Return the following entries exactly, word for word.

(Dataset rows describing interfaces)
=== Section Start ===

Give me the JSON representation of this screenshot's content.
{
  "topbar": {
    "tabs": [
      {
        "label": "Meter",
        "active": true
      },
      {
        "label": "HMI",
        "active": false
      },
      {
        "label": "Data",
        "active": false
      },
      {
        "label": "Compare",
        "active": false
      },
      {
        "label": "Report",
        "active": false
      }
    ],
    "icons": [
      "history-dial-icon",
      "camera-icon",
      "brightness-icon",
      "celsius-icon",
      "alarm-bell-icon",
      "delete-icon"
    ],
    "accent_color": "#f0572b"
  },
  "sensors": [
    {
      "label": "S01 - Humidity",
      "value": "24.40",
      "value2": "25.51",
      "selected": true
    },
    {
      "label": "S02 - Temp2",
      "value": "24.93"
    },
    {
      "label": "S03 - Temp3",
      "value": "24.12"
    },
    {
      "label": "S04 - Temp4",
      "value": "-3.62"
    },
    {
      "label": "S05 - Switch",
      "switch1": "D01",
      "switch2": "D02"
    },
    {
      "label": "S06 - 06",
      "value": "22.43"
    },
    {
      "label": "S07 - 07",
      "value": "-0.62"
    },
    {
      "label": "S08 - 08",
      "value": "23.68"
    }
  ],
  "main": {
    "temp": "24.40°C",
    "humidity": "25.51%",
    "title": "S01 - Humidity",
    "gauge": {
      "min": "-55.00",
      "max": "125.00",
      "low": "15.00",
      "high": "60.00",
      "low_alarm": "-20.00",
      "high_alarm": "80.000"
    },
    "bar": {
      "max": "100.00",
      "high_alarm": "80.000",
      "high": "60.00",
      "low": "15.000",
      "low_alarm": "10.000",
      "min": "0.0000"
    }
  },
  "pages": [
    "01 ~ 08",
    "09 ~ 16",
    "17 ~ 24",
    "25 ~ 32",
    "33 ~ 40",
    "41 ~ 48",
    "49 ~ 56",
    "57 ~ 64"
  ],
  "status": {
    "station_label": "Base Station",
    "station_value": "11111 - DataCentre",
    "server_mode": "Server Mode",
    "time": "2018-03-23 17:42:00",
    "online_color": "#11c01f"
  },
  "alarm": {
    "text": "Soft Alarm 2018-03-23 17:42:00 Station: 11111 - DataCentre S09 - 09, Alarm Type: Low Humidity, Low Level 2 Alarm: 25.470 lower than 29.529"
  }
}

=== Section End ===

**Your response:**
Give me the JSON representation of this screenshot's content.
{
  "topbar": {
    "tabs": [
      {
        "label": "Meter",
        "active": true
      },
      {
        "label": "HMI",
        "active": false
      },
      {
        "label": "Data",
        "active": false
      },
      {
        "label": "Compare",
        "active": false
      },
      {
        "label": "Report",
        "active": false
      }
    ],
    "icons": [
      "history-dial-icon",
      "camera-icon",
      "brightness-icon",
      "celsius-icon",
      "alarm-bell-icon",
      "delete-icon"
    ],
    "accent_color": "#f0572b"
  },
  "sensors": [
    {
      "label": "S01 - Humidity",
      "value": "24.40",
      "value2": "25.51",
      "selected": true
    },
    {
      "label": "S02 - Temp2",
      "value": "24.93"
    },
    {
      "label": "S03 - Temp3",
      "value": "24.12"
    },
    {
      "label": "S04 - Temp4",
      "value": "-3.62"
    },
    {
      "label": "S05 - Switch",
      "switch1": "D01",
      "switch2": "D02"
    },
    {
      "label": "S06 - 06",
      "value": "22.43"
    },
    {
      "label": "S07 - 07",
      "value": "-0.62"
    },
    {
      "label": "S08 - 08",
      "value": "23.68"
    }
  ],
  "main": {
    "temp": "24.40°C",
    "humidity": "25.51%",
    "title": "S01 - Humidity",
    "gauge": {
      "min": "-55.00",
      "max": "125.00",
      "low": "15.00",
      "high": "60.00",
      "low_alarm": "-20.00",
      "high_alarm": "80.000"
    },
    "bar": {
      "max": "100.00",
      "high_alarm": "80.000",
      "high": "60.00",
      "low": "15.000",
      "low_alarm": "10.000",
      "min": "0.0000"
    }
  },
  "pages": [
    "01 ~ 08",
    "09 ~ 16",
    "17 ~ 24",
    "25 ~ 32",
    "33 ~ 40",
    "41 ~ 48",
    "49 ~ 56",
    "57 ~ 64"
  ],
  "status": {
    "station_label": "Base Station",
    "station_value": "11111 - DataCentre",
    "server_mode": "Server Mode",
    "time": "2018-03-23 17:42:00",
    "online_color": "#11c01f"
  },
  "alarm": {
    "text": "Soft Alarm 2018-03-23 17:42:00 Station: 11111 - DataCentre S09 - 09, Alarm Type: Low Humidity, Low Level 2 Alarm: 25.470 lower than 29.529"
  }
}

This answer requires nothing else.